**SOURCE RECORDS:**
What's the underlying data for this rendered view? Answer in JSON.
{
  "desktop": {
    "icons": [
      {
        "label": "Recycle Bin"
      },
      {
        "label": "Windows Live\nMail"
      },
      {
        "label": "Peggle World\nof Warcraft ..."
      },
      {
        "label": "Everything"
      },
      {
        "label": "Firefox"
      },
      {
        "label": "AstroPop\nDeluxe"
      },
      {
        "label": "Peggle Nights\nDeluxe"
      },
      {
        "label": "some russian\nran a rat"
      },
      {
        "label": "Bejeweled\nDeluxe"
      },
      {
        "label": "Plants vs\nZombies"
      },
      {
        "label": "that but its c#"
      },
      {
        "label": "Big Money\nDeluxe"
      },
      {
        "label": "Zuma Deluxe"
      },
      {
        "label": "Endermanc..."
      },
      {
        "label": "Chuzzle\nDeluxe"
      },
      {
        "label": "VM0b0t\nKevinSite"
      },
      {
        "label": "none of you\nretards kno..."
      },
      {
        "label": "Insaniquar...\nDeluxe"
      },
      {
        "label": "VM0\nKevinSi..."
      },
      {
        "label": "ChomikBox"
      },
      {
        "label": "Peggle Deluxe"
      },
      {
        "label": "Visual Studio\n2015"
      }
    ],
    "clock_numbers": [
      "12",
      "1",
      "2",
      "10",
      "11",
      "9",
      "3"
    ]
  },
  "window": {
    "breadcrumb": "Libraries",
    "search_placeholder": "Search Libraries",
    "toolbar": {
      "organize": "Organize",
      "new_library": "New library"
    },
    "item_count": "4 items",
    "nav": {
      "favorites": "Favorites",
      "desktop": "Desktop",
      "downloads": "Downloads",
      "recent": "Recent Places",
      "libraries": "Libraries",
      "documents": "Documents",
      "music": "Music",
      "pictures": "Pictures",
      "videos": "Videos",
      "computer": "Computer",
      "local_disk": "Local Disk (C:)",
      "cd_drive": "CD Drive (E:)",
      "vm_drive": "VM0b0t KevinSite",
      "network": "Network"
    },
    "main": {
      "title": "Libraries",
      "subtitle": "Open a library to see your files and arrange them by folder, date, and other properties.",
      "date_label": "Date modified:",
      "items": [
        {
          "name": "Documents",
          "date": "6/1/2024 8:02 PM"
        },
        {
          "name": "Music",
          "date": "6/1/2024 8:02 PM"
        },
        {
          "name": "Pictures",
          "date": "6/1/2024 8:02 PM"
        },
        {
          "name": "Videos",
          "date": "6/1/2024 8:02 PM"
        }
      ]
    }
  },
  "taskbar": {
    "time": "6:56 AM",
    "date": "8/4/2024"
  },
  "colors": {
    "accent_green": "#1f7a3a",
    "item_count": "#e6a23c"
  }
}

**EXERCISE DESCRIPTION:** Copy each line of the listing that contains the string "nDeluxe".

**RESPONSE TO THE EXERCISE:**
        "label": "AstroPop\nDeluxe"
        "label": "Peggle Nights\nDeluxe"
        "label": "Bejeweled\nDeluxe"
        "label": "Big Money\nDeluxe"
        "label": "Chuzzle\nDeluxe"
        "label": "Insaniquar...\nDeluxe"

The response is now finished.